# THE DATA
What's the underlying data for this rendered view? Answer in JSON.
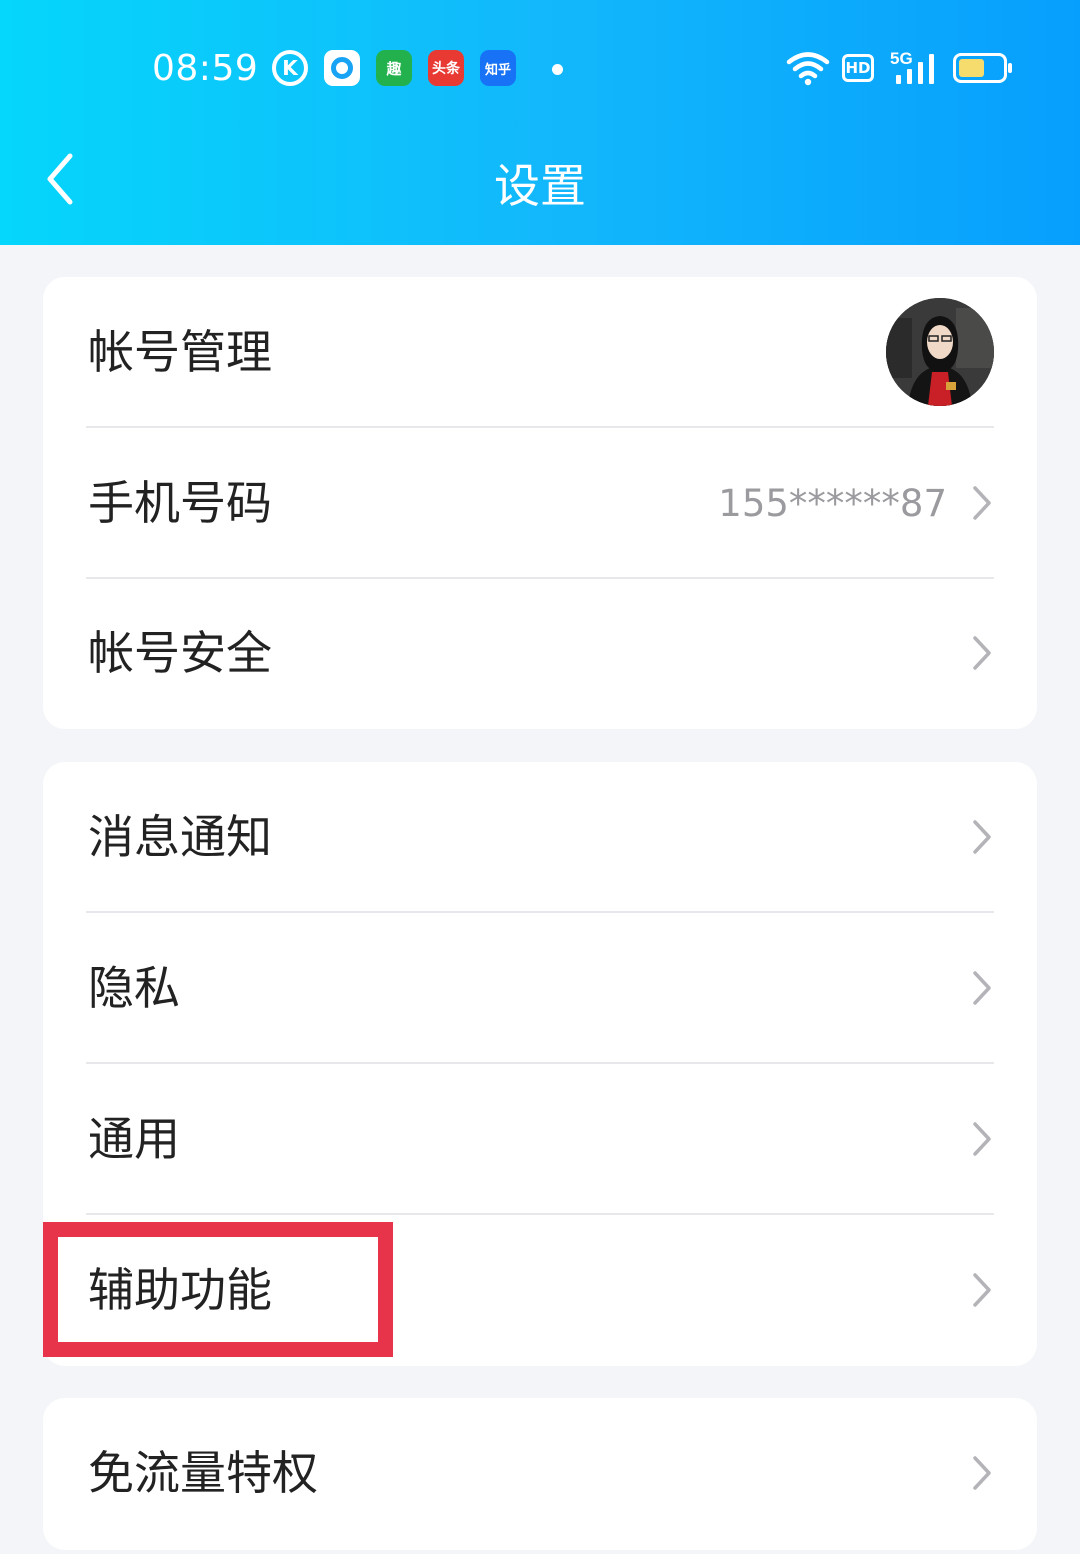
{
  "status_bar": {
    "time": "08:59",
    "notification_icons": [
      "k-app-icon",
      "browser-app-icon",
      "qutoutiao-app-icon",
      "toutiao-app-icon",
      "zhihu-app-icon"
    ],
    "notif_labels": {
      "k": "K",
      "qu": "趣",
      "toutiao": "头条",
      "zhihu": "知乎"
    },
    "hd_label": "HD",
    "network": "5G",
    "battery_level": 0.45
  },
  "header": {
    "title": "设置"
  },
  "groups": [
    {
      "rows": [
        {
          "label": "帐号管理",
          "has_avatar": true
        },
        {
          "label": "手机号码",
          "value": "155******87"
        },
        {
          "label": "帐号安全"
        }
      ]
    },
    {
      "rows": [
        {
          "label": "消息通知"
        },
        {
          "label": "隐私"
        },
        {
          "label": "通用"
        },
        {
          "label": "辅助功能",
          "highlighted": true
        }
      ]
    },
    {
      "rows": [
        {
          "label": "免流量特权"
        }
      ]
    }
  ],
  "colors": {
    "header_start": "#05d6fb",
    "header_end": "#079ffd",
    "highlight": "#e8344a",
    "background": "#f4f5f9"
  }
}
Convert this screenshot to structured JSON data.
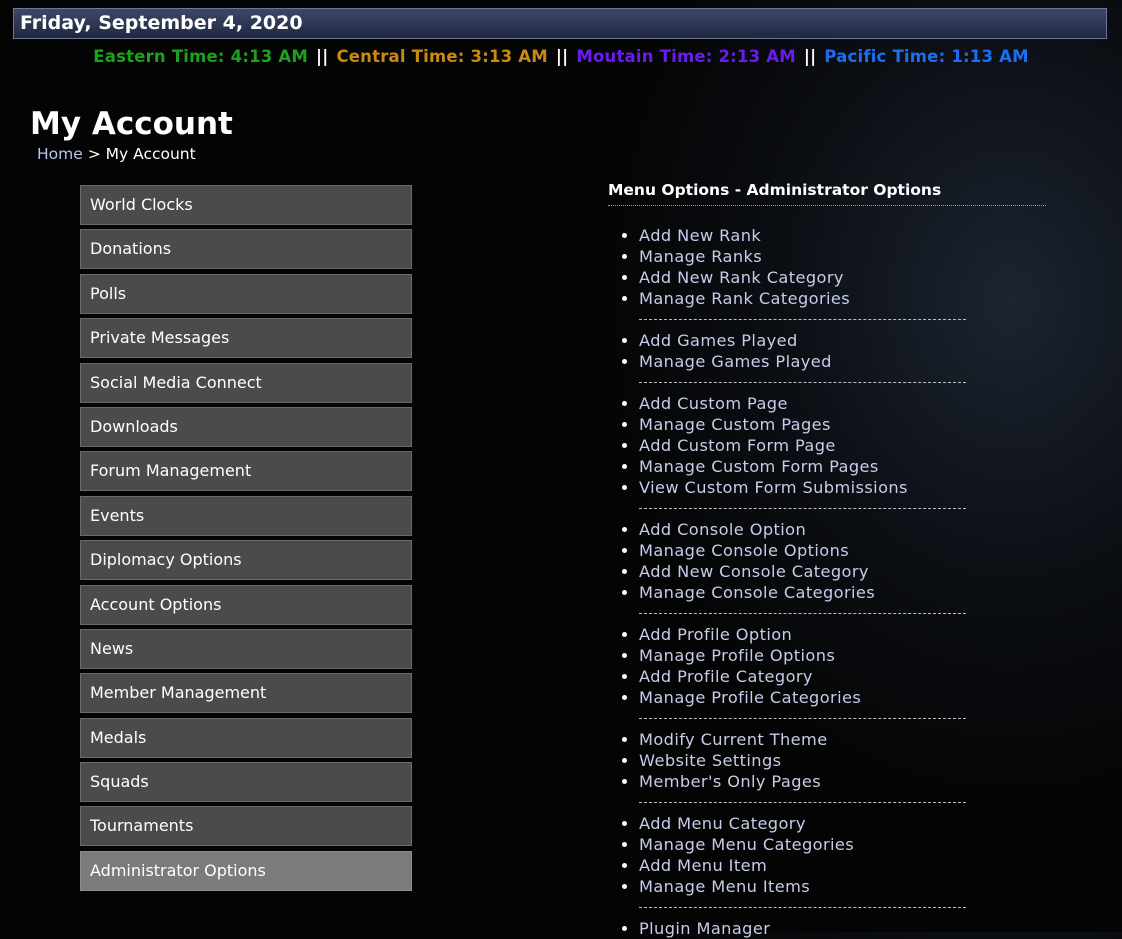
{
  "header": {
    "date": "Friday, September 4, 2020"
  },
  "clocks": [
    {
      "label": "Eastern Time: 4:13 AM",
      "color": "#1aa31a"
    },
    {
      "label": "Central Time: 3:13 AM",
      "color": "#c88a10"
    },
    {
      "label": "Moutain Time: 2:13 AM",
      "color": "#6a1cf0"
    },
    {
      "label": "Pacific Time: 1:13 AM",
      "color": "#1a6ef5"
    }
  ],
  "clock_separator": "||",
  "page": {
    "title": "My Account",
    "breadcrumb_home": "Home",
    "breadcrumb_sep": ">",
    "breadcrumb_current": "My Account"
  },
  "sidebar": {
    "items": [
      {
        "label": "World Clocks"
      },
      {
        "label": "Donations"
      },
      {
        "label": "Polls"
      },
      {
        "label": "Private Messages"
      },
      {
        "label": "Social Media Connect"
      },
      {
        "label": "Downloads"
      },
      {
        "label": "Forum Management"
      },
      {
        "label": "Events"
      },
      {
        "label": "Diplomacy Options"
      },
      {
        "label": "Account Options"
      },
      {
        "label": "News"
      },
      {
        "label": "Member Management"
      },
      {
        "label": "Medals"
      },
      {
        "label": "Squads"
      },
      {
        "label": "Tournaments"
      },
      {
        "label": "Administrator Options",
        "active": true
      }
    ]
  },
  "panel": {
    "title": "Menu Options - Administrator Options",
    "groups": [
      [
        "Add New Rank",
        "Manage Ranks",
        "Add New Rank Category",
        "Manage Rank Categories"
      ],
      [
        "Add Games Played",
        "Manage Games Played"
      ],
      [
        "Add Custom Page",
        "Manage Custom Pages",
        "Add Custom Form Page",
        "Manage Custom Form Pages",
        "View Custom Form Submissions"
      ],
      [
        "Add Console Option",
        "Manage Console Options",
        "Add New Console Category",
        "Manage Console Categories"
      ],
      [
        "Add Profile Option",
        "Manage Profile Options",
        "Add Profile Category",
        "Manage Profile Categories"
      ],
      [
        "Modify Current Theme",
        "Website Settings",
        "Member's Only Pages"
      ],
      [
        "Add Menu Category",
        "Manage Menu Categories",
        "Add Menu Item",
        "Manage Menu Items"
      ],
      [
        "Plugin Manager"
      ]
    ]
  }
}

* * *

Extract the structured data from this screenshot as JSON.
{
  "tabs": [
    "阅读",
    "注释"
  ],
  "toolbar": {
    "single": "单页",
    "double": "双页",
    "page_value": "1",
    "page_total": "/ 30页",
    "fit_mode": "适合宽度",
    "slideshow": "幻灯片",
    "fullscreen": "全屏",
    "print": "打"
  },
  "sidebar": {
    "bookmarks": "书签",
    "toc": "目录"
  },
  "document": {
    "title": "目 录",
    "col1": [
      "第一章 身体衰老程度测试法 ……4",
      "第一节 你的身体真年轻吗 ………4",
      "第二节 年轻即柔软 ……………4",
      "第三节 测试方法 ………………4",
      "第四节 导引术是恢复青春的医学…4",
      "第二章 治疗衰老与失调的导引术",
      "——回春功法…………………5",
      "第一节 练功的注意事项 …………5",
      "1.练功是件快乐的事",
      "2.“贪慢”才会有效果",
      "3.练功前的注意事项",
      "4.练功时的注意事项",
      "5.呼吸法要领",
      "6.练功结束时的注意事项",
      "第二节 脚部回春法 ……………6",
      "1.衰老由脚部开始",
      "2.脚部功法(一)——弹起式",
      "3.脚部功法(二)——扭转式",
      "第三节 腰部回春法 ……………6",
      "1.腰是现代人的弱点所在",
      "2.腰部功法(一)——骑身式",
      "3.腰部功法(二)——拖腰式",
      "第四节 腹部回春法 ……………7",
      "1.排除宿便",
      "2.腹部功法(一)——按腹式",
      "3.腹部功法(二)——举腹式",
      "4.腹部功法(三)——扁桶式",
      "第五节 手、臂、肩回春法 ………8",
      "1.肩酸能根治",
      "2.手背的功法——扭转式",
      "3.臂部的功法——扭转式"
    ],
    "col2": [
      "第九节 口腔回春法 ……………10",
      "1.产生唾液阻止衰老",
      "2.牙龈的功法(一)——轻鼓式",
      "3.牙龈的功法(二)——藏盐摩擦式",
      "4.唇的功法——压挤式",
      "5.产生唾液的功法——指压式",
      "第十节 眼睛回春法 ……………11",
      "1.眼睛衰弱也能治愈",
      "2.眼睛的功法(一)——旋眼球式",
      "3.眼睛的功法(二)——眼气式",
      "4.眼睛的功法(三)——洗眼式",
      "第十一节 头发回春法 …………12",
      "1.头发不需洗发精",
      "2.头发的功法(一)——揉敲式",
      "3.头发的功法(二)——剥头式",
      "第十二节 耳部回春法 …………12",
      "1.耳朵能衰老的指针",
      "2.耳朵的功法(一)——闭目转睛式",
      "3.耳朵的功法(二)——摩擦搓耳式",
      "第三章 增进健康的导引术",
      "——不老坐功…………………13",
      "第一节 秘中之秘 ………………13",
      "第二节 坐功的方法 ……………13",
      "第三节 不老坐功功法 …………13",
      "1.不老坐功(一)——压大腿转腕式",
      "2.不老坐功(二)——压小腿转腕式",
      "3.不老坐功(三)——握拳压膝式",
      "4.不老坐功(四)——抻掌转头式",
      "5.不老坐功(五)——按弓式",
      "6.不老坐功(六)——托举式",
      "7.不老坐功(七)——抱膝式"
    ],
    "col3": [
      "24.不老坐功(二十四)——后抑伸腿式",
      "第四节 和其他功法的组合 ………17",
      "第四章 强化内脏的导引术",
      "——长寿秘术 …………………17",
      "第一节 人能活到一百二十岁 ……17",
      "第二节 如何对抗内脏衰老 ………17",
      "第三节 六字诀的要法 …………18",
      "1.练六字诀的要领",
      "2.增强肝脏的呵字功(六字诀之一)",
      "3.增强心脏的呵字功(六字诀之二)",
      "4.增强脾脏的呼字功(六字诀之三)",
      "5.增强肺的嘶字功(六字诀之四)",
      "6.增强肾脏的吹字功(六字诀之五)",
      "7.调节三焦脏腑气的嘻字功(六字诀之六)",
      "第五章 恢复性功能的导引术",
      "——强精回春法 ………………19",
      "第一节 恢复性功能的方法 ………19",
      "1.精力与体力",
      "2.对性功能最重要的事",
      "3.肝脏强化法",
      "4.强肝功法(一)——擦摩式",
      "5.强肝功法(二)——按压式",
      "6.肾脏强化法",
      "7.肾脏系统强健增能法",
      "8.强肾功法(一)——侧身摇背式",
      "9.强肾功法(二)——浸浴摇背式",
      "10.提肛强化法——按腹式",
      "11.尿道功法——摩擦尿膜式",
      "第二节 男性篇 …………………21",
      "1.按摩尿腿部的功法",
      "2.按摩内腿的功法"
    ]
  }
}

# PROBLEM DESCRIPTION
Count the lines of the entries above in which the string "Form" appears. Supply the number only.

# TASK SOLUTION
3